If you really believe that then you haven't been paying attention to tech news lately. In the past few months they have changed the settings multiple times and every time they do, everything goes back to the default settings which shares most of your info. Just recently they even added one without telling you on facebook that allows 3rd party sites to access your personal info, even if you have everything hidden.

ILikeTobacco said,

If they are so simple, where is the don't share anything option?

LOL! don't share anything?!?! why are you on facebook!!! hahaha

ILikeTobacco said,

If you really believe that then you haven't been paying attention to tech news lately. In the past few months they have changed the settings multiple times and every time they do, everything goes back to the default settings which shares most of your info. Just recently they even added one without telling you on facebook that allows 3rd party sites to access your personal info, even if you have everything hidden.


Last time they overhauled the privacy settings none of my settings changed to show information to everyone; all of the settings that could be maintained were and the new settings were configured as to how Facebook thought I might prefer (hardly anything showing to everyone). The news articles you are reading must be incorrect. You would also be wise to not listen to everything news websites tell you. The fact many news websites caused panic over Facebook allowing developers to access people's address and phone numbers proves this; there is no reason to panic about that because users still have to allow the application to access that information after being displayed a clear warning about it.

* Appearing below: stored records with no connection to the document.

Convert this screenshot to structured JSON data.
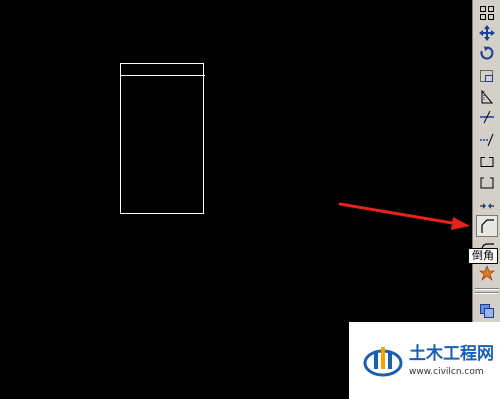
{
  "tooltip": {
    "text": "倒角"
  },
  "toolbar": {
    "tools": [
      "array-icon",
      "move-icon",
      "rotate-icon",
      "scale-icon",
      "stretch-icon",
      "trim-icon",
      "extend-icon",
      "break-at-point-icon",
      "break-icon",
      "join-icon",
      "chamfer-icon",
      "fillet-icon",
      "explode-icon",
      "draworder-icon"
    ],
    "active_tool": "chamfer-icon"
  },
  "watermark": {
    "name": "土木工程网",
    "url": "www.civilcn.com"
  },
  "colors": {
    "canvas": "#000000",
    "toolbar": "#d4d0c8",
    "arrow": "#e8221b",
    "watermark_text": "#1a5fb4"
  }
}
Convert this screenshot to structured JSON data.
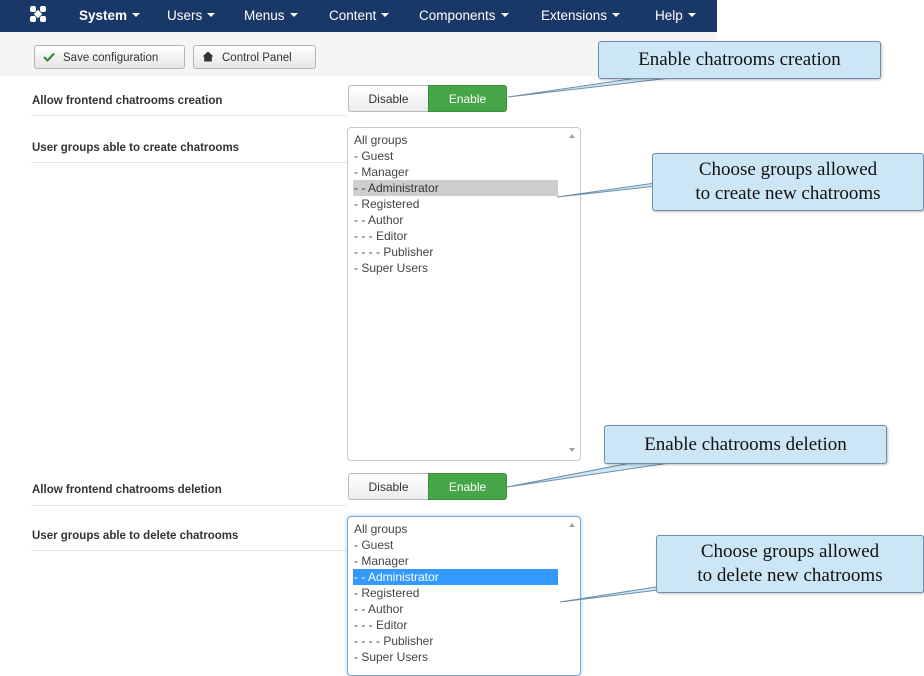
{
  "navbar": {
    "logo_icon": "joomla-logo-icon",
    "items": [
      {
        "label": "System",
        "active": true
      },
      {
        "label": "Users"
      },
      {
        "label": "Menus"
      },
      {
        "label": "Content"
      },
      {
        "label": "Components"
      },
      {
        "label": "Extensions"
      },
      {
        "label": "Help"
      }
    ]
  },
  "toolbar": {
    "save_label": "Save configuration",
    "save_icon": "checkmark-icon",
    "control_panel_label": "Control Panel",
    "control_panel_icon": "home-icon"
  },
  "form": {
    "allow_creation": {
      "label": "Allow frontend chatrooms creation",
      "disable_label": "Disable",
      "enable_label": "Enable",
      "value": "Enable"
    },
    "create_groups": {
      "label": "User groups able to create chatrooms",
      "options": [
        "All groups",
        "- Guest",
        "- Manager",
        "- - Administrator",
        "- Registered",
        "- - Author",
        "- - - Editor",
        "- - - - Publisher",
        "- Super Users"
      ],
      "selected": "- - Administrator"
    },
    "allow_deletion": {
      "label": "Allow frontend chatrooms deletion",
      "disable_label": "Disable",
      "enable_label": "Enable",
      "value": "Enable"
    },
    "delete_groups": {
      "label": "User groups able to delete chatrooms",
      "options": [
        "All groups",
        "- Guest",
        "- Manager",
        "- - Administrator",
        "- Registered",
        "- - Author",
        "- - - Editor",
        "- - - - Publisher",
        "- Super Users"
      ],
      "selected": "- - Administrator"
    }
  },
  "callouts": {
    "enable_creation": "Enable chatrooms creation",
    "choose_create_line1": "Choose groups allowed",
    "choose_create_line2": "to create new chatrooms",
    "enable_deletion": "Enable chatrooms deletion",
    "choose_delete_line1": "Choose groups allowed",
    "choose_delete_line2": "to delete new chatrooms"
  },
  "colors": {
    "navbar": "#1a3867",
    "enable_active": "#46a546",
    "selection_blue": "#3399ff",
    "callout_fill": "#cce6f5"
  }
}
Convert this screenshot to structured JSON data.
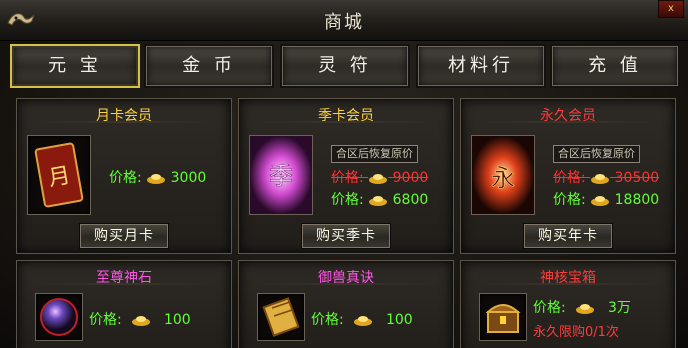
{
  "window": {
    "title": "商城",
    "close_label": "x"
  },
  "tabs": [
    {
      "label": "元 宝",
      "active": true
    },
    {
      "label": "金 币",
      "active": false
    },
    {
      "label": "灵 符",
      "active": false
    },
    {
      "label": "材料行",
      "active": false
    },
    {
      "label": "充 值",
      "active": false
    }
  ],
  "items": {
    "monthly": {
      "title": "月卡会员",
      "icon_glyph": "月",
      "price_label": "价格:",
      "price": "3000",
      "buy_label": "购买月卡"
    },
    "quarterly": {
      "title": "季卡会员",
      "icon_glyph": "季",
      "restore_label": "合区后恢复原价",
      "old_price_label": "价格:",
      "old_price": "9000",
      "price_label": "价格:",
      "price": "6800",
      "buy_label": "购买季卡"
    },
    "permanent": {
      "title": "永久会员",
      "icon_glyph": "永",
      "restore_label": "合区后恢复原价",
      "old_price_label": "价格:",
      "old_price": "30500",
      "price_label": "价格:",
      "price": "18800",
      "buy_label": "购买年卡"
    },
    "stone": {
      "title": "至尊神石",
      "price_label": "价格:",
      "price": "100"
    },
    "scroll": {
      "title": "御兽真诀",
      "price_label": "价格:",
      "price": "100"
    },
    "chest": {
      "title": "神核宝箱",
      "price_label": "价格:",
      "price": "3万",
      "limit_label": "永久限购0/1次"
    }
  },
  "colors": {
    "accent_gold": "#ffd23a",
    "price_green": "#62ff38",
    "warn_red": "#ff3a3a",
    "magenta": "#ff54e5"
  },
  "icons": [
    "dragon-emblem-icon",
    "close-icon",
    "gold-ingot-icon",
    "month-card-icon",
    "season-card-icon",
    "permanent-card-icon",
    "crystal-orb-icon",
    "scroll-icon",
    "treasure-chest-icon"
  ]
}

The feature you are referring to, which you say "allows 3rd party sites to access your personal info, even if you have everything hidden," is Instant Personalisation. When Facebook released this, they didn't make it very clear they had and did enable it for users by default--that, I admit, was wrong; however, they have since made it more obvious to users by displaying a notice atop their News Feeds and they may have even started disabling it by default for users who did not change it.

Edited by Calum, Jan 26 2011, 7:36pm :

Elessar said,
In all honesty, with the power of graphics cards, can't ANY password be brute-forced ?

That is, if the hash being stored in the database is relatively weak, and, most importantly..available to you. Neither of which it isn't, when it comes to Facebook.
So you're stuck with trying passwords over the Internet, one by one, no GPU involved... until you bump into the unsuccessful login attempts threshold and get ignored :-)

Elessar said,
In all honesty, with the power of graphics cards, can't ANY password be brute-forced ?

No, at least not if they used AES. AES-256 is too strong for this even if doing it all on a local machine, so you'd need a bad password and a dictionary attack for that. Or some security hole...